### [EXERCISE GOAL]
Using the listing that follows, return every line with the word "mode".

[DATA EXTRACTS Boundary: Start]

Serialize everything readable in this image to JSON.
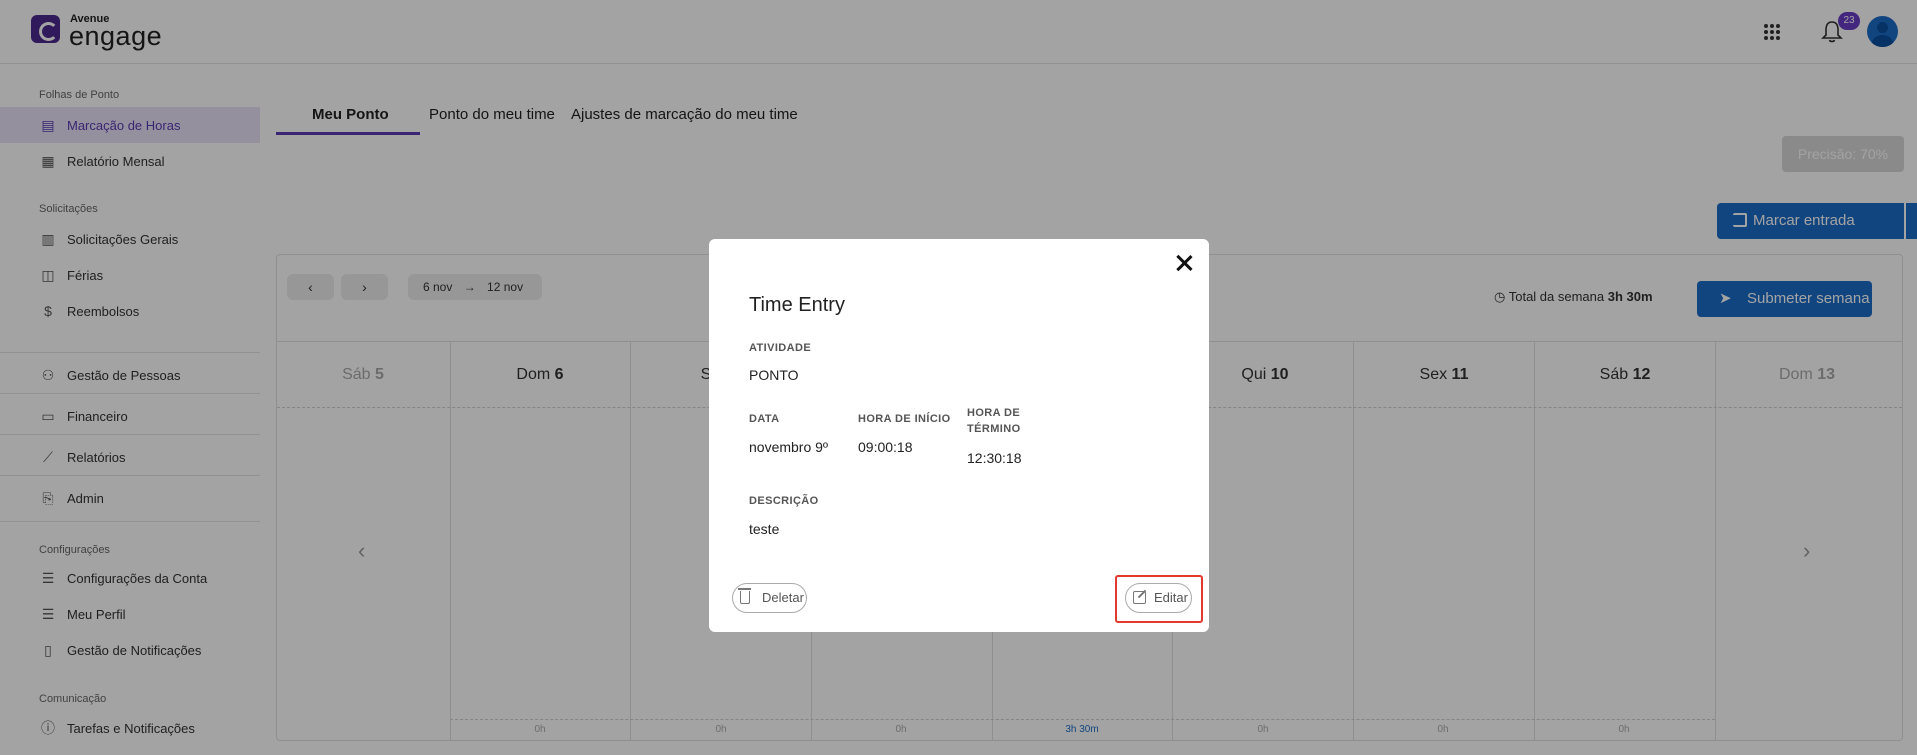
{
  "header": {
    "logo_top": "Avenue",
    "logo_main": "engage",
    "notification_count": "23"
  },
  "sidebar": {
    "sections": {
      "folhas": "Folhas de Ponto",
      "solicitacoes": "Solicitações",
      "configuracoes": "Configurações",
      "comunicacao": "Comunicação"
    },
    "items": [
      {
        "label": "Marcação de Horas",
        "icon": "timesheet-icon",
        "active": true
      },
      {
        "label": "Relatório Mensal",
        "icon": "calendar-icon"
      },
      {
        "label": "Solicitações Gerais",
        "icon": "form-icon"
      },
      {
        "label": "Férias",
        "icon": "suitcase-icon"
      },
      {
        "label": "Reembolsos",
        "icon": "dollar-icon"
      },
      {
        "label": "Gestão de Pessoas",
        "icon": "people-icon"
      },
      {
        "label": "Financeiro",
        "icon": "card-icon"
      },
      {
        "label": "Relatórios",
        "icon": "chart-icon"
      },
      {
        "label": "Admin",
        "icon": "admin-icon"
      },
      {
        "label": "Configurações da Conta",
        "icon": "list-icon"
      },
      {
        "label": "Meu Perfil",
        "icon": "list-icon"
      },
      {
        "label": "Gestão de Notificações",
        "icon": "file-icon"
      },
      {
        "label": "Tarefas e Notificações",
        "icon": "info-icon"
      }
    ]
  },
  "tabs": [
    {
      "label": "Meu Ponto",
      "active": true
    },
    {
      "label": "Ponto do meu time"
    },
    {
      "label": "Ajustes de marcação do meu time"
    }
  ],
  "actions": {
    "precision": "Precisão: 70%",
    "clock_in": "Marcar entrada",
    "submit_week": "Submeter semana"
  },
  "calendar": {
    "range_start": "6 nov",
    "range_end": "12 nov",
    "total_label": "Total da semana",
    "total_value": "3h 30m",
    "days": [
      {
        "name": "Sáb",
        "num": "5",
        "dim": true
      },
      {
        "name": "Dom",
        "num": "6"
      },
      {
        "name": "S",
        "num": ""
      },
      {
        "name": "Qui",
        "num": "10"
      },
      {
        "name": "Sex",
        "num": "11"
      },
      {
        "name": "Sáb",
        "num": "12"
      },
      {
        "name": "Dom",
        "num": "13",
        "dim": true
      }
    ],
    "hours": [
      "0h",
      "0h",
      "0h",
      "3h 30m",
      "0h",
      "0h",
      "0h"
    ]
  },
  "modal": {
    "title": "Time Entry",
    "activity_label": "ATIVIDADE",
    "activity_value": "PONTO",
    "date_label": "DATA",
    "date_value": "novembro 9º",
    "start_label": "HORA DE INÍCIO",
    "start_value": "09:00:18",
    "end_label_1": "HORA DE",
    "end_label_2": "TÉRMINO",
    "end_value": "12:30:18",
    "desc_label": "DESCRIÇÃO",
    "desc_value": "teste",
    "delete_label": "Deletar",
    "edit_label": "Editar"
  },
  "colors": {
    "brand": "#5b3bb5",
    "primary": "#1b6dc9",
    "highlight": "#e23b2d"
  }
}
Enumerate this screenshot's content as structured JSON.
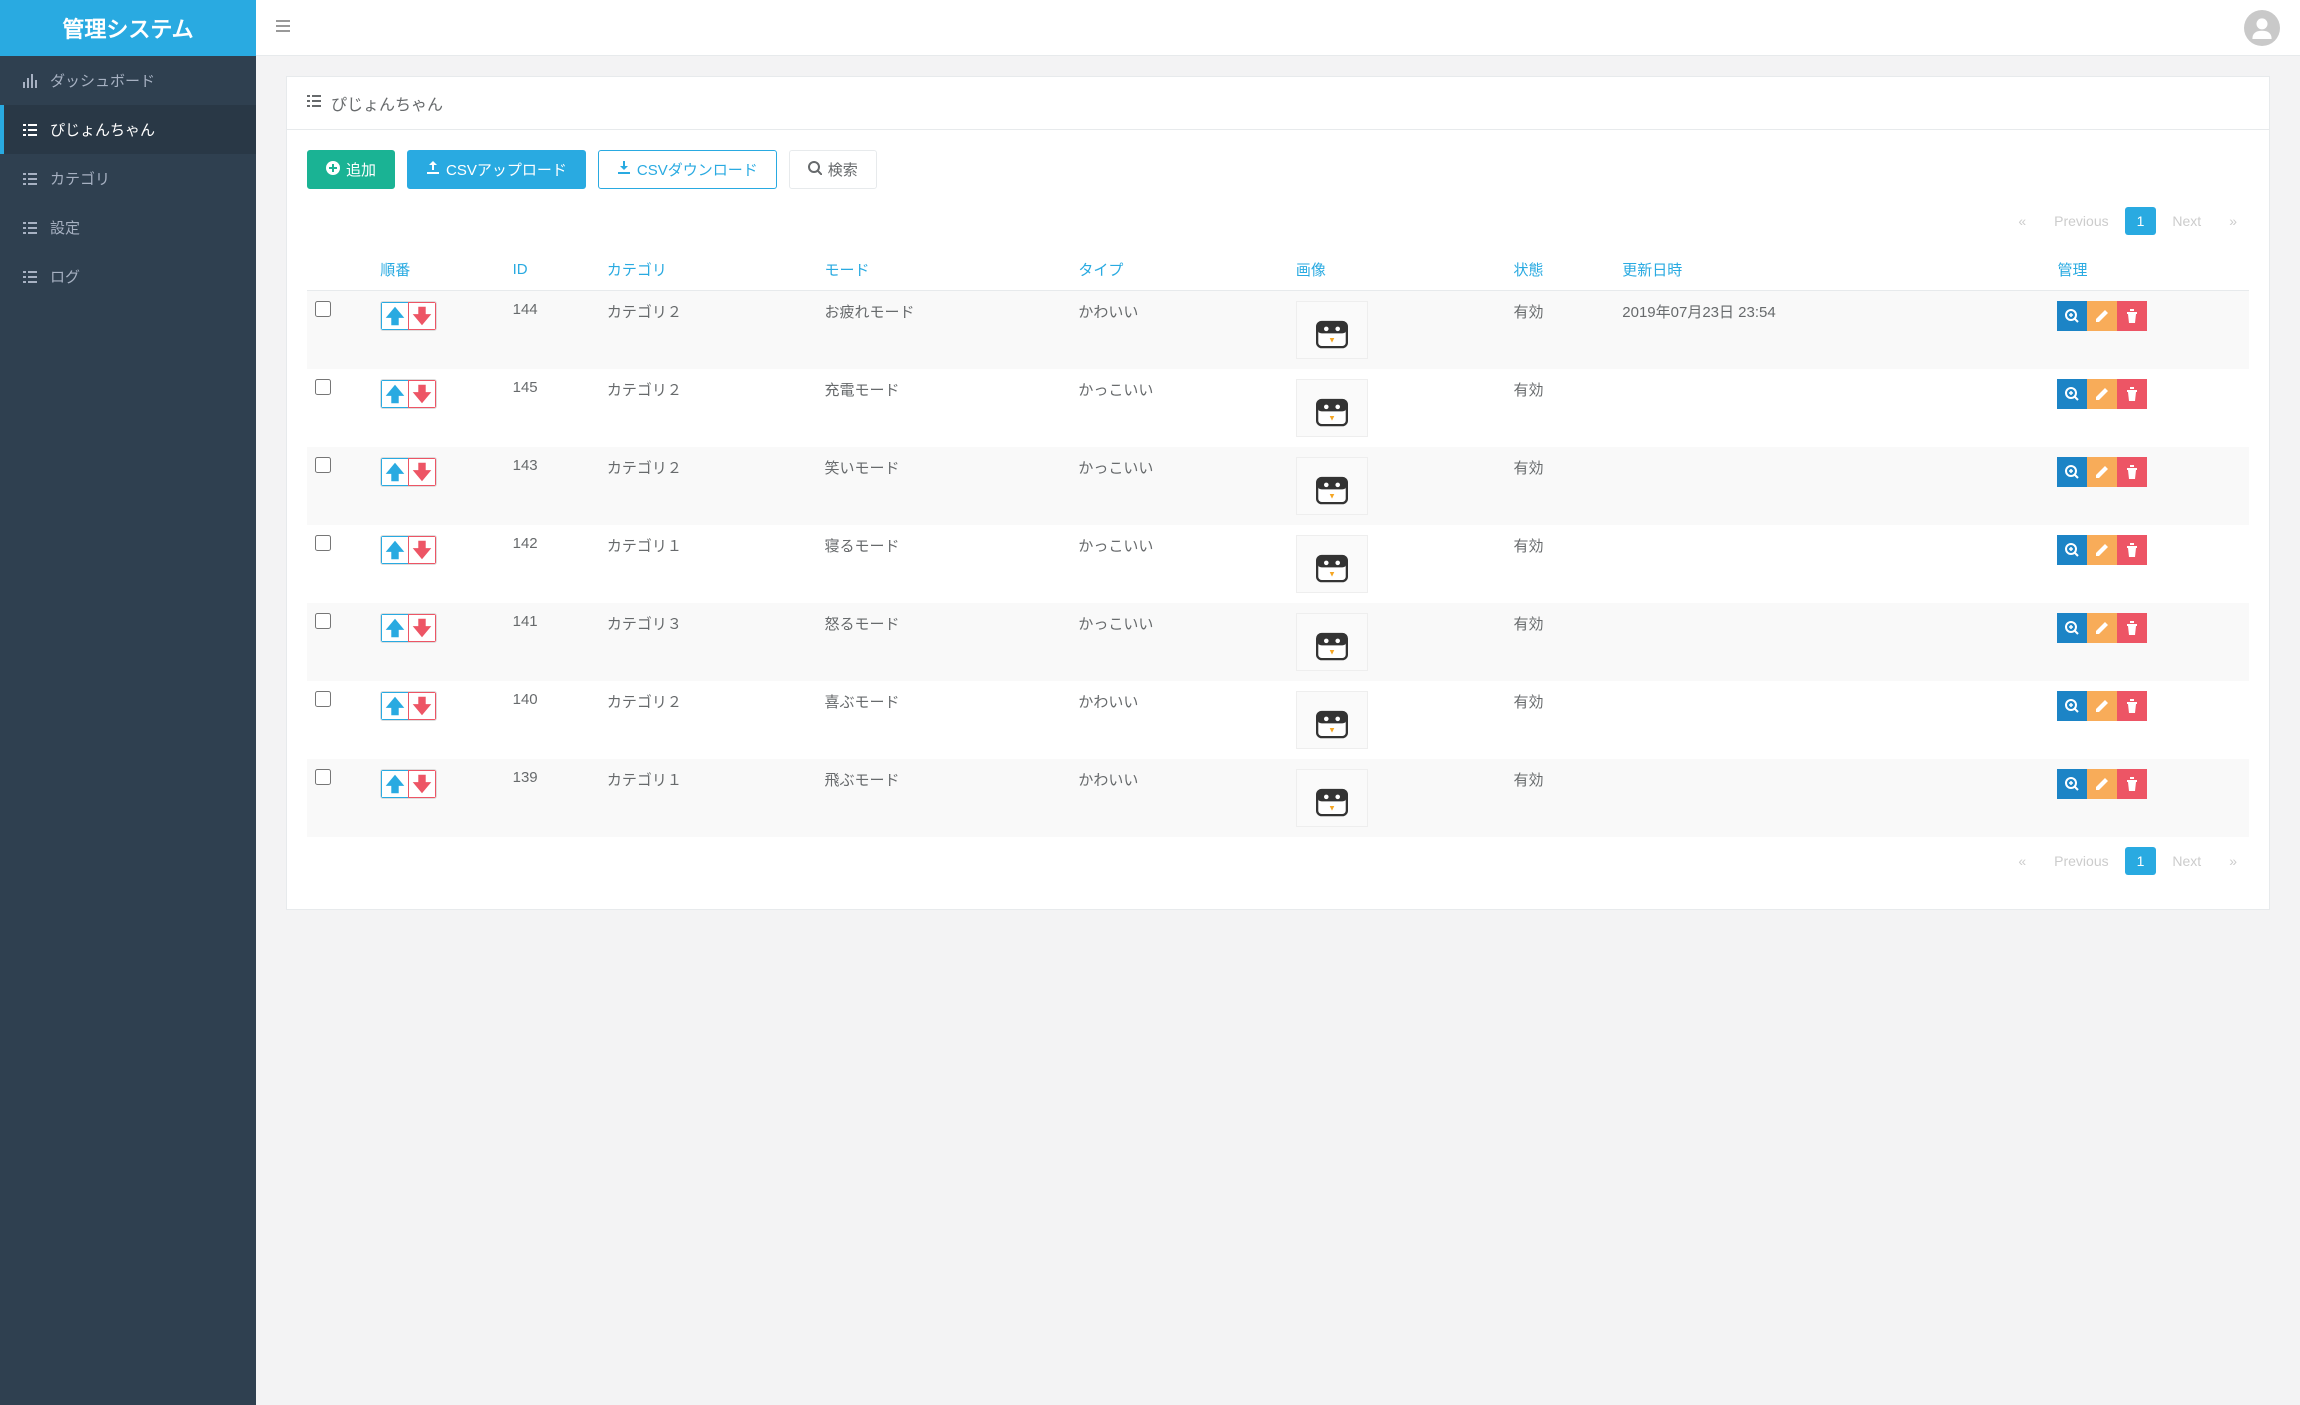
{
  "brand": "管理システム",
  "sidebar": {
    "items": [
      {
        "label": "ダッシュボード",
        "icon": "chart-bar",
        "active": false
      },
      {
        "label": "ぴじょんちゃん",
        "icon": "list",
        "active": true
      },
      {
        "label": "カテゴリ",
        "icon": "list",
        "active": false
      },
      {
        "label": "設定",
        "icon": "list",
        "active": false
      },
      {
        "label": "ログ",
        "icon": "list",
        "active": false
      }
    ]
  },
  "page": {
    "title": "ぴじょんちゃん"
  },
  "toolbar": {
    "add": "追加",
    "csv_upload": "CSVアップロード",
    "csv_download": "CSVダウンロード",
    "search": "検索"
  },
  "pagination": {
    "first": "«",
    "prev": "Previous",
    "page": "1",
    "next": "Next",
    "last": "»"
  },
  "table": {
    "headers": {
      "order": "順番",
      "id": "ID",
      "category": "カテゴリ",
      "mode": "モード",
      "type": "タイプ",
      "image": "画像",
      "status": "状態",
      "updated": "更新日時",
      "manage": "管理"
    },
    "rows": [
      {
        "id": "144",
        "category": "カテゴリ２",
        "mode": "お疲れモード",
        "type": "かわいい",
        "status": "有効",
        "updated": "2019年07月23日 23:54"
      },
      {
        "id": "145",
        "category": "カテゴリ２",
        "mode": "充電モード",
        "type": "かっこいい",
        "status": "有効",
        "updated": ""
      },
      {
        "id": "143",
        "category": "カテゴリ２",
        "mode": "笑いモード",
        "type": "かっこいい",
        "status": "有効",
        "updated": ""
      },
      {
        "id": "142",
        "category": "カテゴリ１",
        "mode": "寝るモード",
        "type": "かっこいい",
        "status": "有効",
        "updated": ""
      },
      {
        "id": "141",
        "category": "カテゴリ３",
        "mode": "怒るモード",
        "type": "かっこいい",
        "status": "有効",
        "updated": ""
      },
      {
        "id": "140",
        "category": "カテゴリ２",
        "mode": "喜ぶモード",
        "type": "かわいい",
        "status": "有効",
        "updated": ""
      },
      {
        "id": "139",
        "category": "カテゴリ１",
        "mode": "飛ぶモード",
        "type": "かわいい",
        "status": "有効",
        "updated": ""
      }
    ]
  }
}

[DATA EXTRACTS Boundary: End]

### [YOUR RESPONSE]
      "mode": "モード",
        "mode": "お疲れモード",
        "mode": "充電モード",
        "mode": "笑いモード",
        "mode": "寝るモード",
        "mode": "怒るモード",
        "mode": "喜ぶモード",
        "mode": "飛ぶモード",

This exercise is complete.